The exhibition, “Duck and Cover! Fact and Fiction of the Nuclear Age,” showcases supplies from fallout shelters and information on the history, health and effects of the Atomic Age. “Duck and Cover,” perhaps the best known public safety announcement, featured Bert the turtle and was aired to generations of U.S. schoolchildren in the early 1950s.
The multipaneled exhibition uses historical, scientific, governmental and cultural resources regarding this policy and its influence on local, national and international spheres.
UM sociology Professor Robert Balch will deliver the lecture “When the War Didn’t Happen: Prophecy Failure in Missoula” from 6 to 7 p.m. Thursday, June 16, in the Mansfield Library. He will discuss how Missoula chiropractor Leland Jensen made international news in 1980 when he predicted that the Apocalypse, in the form of global nuclear war, would commence on April 29 at precisely 5:55 p.m.
The presentation will describe how Jensen and his followers prepared for the catastrophe, how they responded when the prophecy failed and how this episode compares to other cases of prophecy failure.

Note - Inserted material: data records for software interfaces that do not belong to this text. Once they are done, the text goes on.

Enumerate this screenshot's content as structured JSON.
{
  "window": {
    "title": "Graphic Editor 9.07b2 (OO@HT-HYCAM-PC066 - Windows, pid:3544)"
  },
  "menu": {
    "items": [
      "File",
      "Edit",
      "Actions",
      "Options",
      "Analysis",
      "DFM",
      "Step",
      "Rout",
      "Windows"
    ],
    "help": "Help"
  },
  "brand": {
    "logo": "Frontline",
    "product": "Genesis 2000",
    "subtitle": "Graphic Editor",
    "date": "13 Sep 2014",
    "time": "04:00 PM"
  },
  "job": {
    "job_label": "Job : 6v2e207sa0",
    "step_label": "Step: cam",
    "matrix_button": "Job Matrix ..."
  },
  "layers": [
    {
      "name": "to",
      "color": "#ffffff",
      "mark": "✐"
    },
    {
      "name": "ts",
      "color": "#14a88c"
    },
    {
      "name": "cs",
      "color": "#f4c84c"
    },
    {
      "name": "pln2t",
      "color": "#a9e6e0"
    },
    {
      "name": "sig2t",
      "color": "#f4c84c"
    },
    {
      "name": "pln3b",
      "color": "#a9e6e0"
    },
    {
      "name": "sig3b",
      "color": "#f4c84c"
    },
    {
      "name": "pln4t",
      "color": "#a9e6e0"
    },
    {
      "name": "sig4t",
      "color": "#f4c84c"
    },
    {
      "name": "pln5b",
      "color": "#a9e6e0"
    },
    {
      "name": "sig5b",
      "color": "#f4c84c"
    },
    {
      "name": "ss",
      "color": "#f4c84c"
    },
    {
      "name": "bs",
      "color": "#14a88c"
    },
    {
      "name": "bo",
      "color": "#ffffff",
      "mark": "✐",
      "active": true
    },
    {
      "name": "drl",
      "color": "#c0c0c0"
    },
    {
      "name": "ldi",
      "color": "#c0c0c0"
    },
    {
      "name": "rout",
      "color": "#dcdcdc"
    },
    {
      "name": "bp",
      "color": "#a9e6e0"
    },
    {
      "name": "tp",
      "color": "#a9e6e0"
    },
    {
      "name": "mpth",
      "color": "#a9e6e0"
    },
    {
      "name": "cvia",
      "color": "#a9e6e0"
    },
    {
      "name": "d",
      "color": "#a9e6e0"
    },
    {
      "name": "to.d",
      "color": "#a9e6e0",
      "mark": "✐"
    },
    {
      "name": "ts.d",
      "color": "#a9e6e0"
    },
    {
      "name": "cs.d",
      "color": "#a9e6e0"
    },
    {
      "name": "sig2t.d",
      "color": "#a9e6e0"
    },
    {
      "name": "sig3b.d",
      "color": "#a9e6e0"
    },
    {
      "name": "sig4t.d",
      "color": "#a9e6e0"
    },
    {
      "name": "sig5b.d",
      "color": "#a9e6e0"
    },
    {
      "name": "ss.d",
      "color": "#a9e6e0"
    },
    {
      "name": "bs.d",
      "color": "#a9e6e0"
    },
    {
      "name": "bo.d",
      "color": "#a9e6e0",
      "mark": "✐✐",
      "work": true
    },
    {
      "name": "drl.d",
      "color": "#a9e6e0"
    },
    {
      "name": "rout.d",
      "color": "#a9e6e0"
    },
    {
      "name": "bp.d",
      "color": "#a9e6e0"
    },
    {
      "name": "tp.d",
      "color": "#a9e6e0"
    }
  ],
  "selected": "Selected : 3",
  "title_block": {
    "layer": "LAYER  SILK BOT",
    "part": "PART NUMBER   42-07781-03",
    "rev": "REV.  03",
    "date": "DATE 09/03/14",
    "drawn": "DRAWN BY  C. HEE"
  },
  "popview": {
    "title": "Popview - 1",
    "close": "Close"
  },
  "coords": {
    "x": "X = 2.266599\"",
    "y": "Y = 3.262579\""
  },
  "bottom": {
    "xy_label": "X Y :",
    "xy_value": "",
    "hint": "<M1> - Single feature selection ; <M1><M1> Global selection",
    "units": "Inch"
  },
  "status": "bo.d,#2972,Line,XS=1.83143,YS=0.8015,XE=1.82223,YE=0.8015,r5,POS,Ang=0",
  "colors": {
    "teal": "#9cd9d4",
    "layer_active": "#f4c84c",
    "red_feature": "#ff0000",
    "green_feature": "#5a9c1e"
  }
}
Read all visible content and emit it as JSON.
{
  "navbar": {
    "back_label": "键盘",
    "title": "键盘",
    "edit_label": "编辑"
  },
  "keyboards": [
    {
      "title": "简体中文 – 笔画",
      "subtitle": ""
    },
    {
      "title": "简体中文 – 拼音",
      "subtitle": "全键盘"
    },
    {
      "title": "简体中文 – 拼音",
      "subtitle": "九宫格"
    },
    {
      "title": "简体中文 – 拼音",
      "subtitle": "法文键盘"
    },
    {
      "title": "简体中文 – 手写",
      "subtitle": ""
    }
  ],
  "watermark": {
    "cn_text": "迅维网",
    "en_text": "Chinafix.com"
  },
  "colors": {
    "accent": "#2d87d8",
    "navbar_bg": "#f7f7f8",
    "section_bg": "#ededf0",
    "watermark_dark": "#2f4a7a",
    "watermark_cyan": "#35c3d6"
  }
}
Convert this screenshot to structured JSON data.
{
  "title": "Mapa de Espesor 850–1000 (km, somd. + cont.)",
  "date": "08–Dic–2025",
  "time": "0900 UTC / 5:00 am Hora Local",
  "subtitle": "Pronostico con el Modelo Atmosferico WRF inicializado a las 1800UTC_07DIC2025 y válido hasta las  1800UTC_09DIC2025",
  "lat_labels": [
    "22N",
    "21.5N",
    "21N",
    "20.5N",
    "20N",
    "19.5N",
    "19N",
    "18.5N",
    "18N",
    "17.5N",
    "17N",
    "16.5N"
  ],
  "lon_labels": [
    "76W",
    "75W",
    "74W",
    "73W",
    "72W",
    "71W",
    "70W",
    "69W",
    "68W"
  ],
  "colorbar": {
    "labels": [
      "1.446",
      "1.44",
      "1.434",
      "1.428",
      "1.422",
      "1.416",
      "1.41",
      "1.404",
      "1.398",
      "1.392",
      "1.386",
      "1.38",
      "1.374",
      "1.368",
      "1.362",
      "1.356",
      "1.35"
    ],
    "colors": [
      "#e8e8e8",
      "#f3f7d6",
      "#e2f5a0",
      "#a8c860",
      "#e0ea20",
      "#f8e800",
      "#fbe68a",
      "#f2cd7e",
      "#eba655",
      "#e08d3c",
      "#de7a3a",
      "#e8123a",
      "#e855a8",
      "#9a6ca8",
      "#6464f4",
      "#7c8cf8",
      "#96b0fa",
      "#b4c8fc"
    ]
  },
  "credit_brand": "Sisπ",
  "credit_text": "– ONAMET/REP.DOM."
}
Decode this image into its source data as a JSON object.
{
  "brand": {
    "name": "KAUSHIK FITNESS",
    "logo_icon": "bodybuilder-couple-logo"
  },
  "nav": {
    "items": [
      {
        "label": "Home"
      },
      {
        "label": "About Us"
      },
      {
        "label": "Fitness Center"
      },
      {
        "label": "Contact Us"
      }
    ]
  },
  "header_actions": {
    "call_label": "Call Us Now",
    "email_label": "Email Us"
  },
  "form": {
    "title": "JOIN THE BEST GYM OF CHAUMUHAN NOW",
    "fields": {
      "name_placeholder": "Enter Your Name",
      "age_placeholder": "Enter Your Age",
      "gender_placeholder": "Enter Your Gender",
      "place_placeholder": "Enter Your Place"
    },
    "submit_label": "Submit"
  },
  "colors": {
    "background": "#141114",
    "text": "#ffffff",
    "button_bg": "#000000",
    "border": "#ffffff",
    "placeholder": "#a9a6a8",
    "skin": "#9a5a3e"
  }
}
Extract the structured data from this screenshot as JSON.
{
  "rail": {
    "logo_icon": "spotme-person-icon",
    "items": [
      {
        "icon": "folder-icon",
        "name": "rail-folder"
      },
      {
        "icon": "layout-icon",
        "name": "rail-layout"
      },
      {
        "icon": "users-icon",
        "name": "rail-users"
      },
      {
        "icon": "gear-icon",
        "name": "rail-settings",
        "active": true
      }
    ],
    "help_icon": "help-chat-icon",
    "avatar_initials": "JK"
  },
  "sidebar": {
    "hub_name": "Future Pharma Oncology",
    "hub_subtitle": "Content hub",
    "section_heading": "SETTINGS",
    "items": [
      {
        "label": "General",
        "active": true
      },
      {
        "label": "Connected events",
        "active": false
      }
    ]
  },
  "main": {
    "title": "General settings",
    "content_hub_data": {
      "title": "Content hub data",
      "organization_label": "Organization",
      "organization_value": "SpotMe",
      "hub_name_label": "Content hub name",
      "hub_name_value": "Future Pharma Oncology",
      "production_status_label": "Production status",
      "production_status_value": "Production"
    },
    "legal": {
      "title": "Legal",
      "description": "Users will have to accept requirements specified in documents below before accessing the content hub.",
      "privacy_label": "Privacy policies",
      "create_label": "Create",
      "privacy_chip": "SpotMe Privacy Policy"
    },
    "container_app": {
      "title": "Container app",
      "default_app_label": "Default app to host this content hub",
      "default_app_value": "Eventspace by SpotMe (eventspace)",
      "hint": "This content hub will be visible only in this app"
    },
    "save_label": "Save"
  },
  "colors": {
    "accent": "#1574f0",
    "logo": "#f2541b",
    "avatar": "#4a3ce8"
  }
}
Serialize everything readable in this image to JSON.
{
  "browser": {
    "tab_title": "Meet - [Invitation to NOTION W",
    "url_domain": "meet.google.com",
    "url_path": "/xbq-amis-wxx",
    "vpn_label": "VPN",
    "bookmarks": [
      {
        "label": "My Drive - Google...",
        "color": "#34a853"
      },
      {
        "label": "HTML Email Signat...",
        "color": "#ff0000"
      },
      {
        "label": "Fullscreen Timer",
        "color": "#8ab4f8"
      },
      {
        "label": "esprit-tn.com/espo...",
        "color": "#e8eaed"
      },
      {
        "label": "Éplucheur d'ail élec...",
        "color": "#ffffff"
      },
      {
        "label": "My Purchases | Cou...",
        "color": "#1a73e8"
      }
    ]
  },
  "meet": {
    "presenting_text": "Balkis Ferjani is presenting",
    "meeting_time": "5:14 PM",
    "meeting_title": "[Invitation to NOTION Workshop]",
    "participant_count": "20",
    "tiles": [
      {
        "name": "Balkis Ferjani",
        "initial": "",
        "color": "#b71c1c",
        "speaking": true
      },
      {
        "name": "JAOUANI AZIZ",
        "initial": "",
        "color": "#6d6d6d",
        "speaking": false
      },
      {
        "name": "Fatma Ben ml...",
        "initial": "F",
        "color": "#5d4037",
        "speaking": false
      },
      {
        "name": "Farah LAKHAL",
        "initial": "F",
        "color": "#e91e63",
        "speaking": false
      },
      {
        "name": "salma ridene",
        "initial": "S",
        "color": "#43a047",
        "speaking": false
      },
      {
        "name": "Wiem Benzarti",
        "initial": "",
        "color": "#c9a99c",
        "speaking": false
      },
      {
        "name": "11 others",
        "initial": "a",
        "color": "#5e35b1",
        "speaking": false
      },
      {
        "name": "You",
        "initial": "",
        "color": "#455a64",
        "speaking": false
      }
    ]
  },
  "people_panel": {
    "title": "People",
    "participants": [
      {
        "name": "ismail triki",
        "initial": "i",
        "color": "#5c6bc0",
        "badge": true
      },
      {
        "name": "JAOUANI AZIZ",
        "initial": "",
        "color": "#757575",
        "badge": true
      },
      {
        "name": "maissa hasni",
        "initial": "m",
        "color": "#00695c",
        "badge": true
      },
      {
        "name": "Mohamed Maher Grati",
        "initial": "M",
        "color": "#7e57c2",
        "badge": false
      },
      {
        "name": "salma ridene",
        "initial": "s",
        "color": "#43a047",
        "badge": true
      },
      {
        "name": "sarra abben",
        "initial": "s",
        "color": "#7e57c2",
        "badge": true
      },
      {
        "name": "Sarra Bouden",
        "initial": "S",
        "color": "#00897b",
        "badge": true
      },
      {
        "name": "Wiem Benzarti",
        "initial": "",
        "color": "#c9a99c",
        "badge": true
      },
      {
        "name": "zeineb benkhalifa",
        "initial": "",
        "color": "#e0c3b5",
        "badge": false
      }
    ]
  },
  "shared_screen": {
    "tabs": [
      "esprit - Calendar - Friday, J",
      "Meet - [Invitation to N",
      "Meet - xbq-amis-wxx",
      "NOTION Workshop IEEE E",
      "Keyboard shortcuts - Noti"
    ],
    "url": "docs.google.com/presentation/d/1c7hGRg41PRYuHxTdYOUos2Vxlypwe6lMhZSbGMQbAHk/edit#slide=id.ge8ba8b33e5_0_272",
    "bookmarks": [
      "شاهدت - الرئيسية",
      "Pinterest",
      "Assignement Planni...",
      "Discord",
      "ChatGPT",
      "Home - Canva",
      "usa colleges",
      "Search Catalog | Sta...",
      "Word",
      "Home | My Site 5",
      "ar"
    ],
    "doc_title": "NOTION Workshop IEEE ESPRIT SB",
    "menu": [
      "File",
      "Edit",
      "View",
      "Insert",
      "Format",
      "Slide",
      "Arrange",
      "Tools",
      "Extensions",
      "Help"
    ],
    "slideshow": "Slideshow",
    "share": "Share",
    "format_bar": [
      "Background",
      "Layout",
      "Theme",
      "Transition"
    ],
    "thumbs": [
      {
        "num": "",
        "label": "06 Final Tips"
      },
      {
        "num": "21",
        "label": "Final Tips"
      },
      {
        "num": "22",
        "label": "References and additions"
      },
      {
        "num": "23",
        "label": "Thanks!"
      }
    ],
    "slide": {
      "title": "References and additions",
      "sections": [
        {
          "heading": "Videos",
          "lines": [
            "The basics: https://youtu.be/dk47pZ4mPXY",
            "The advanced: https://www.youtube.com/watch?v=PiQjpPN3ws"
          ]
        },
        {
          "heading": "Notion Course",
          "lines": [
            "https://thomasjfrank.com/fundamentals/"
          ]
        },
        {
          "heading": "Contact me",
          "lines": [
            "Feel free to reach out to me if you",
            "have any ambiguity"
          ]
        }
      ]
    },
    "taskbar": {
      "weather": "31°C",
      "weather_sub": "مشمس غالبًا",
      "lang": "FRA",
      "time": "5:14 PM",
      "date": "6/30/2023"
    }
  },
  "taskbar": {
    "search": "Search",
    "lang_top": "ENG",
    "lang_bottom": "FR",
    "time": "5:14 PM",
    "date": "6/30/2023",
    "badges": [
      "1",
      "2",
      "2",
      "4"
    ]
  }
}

Then local historian Jon Axline will present “Sky Watchers: The Ground Observer Corps in Montana” from 6 to 7 p.m. Thursday, June 30, in the Mansfield Library. Axline will discuss how the U.S. Air Force relied on civilian volunteers to guard the country from a Soviet sneak attack during most of the 1950s.
The Ground Observer Corps enlisted thousands of Montanans who volunteered their time scanning the skies for enemy aircraft. The sky watchers came from all walks of life and hailed from nearly every community in the state. They stood watch from towers, balconies, front porches and even telephone booths – and did so in nearly every kind of weather. By late 1958, improvements in radar technology rendered the Ground Observer Corps obsolete and they quickly faded into the background of history. Axline’s talk will describe the origins of the corps, their place in Montana history and their significance to the Cold War.
The exhibition is open during the Mansfield Library’s regular hours, which can be found online at http://www.lib.umt.edu/about/hours/default.php. For more details visit http://exhibits.lib.umt.edu/fact%26fiction.